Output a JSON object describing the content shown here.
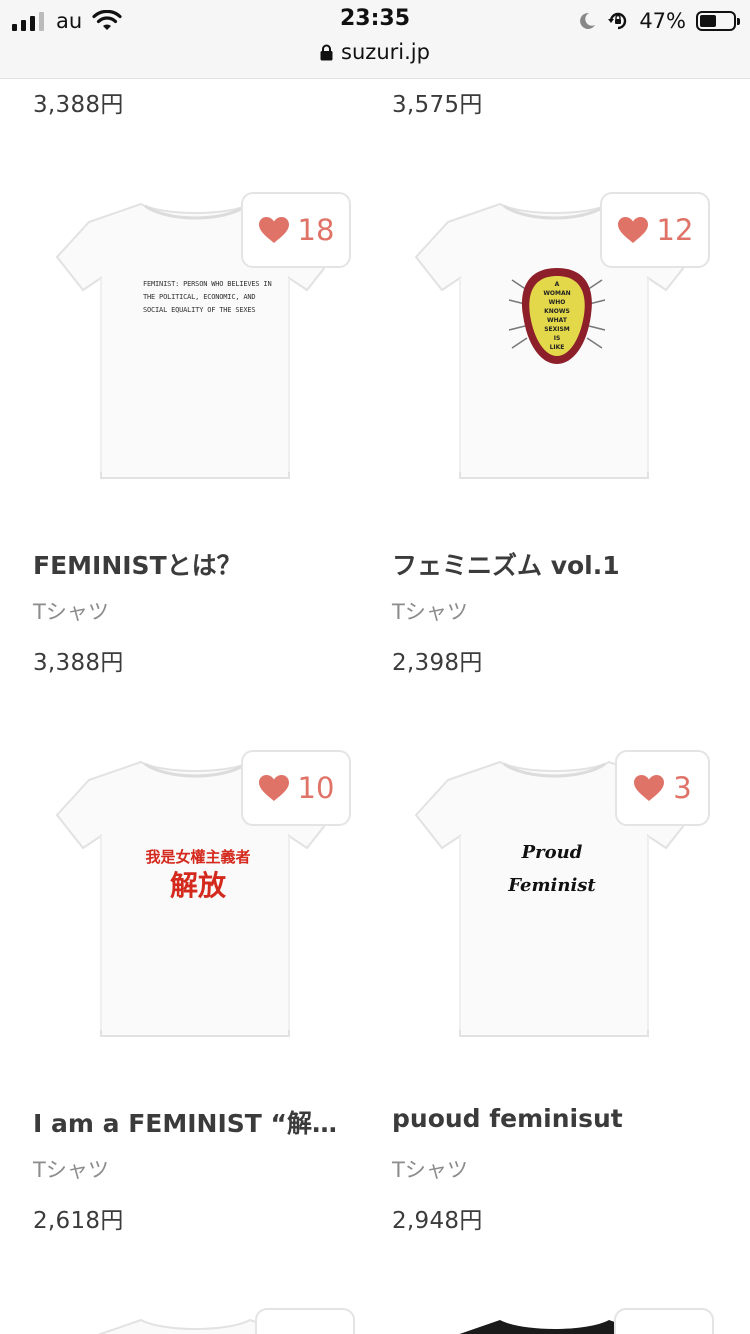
{
  "status_bar": {
    "carrier": "au",
    "time": "23:35",
    "url": "suzuri.jp",
    "battery": "47%"
  },
  "top_prices": [
    "3,388円",
    "3,575円"
  ],
  "products": [
    {
      "name": "FEMINISTとは？",
      "category": "Tシャツ",
      "price": "3,388円",
      "likes": "18",
      "print_lines": [
        "FEMINIST: PERSON WHO BELIEVES IN",
        "THE POLITICAL, ECONOMIC, AND",
        "SOCIAL EQUALITY OF THE SEXES"
      ]
    },
    {
      "name": "フェミニズム vol.1",
      "category": "Tシャツ",
      "price": "2,398円",
      "likes": "12",
      "print_lines": [
        "A",
        "WOMAN",
        "WHO",
        "KNOWS",
        "WHAT",
        "SEXISM",
        "IS",
        "LIKE"
      ]
    },
    {
      "name": "I am a FEMINIST “解…",
      "category": "Tシャツ",
      "price": "2,618円",
      "likes": "10",
      "print_lines": [
        "我是女權主義者",
        "解放"
      ]
    },
    {
      "name": "puoud feminisut",
      "category": "Tシャツ",
      "price": "2,948円",
      "likes": "3",
      "print_lines": [
        "Proud",
        "Feminist"
      ]
    }
  ],
  "colors": {
    "accent": "#e07368",
    "text": "#3b3b3b",
    "muted": "#8c8c8c"
  }
}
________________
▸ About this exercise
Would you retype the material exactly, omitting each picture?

▸ Answer space
Output a JSON object describing the content shown here.
{
  "status_bar": {
    "carrier": "au",
    "time": "23:35",
    "url": "suzuri.jp",
    "battery": "47%"
  },
  "top_prices": [
    "3,388円",
    "3,575円"
  ],
  "products": [
    {
      "name": "FEMINISTとは？",
      "category": "Tシャツ",
      "price": "3,388円",
      "likes": "18",
      "print_lines": [
        "FEMINIST: PERSON WHO BELIEVES IN",
        "THE POLITICAL, ECONOMIC, AND",
        "SOCIAL EQUALITY OF THE SEXES"
      ]
    },
    {
      "name": "フェミニズム vol.1",
      "category": "Tシャツ",
      "price": "2,398円",
      "likes": "12",
      "print_lines": [
        "A",
        "WOMAN",
        "WHO",
        "KNOWS",
        "WHAT",
        "SEXISM",
        "IS",
        "LIKE"
      ]
    },
    {
      "name": "I am a FEMINIST “解…",
      "category": "Tシャツ",
      "price": "2,618円",
      "likes": "10",
      "print_lines": [
        "我是女權主義者",
        "解放"
      ]
    },
    {
      "name": "puoud feminisut",
      "category": "Tシャツ",
      "price": "2,948円",
      "likes": "3",
      "print_lines": [
        "Proud",
        "Feminist"
      ]
    }
  ],
  "colors": {
    "accent": "#e07368",
    "text": "#3b3b3b",
    "muted": "#8c8c8c"
  }
}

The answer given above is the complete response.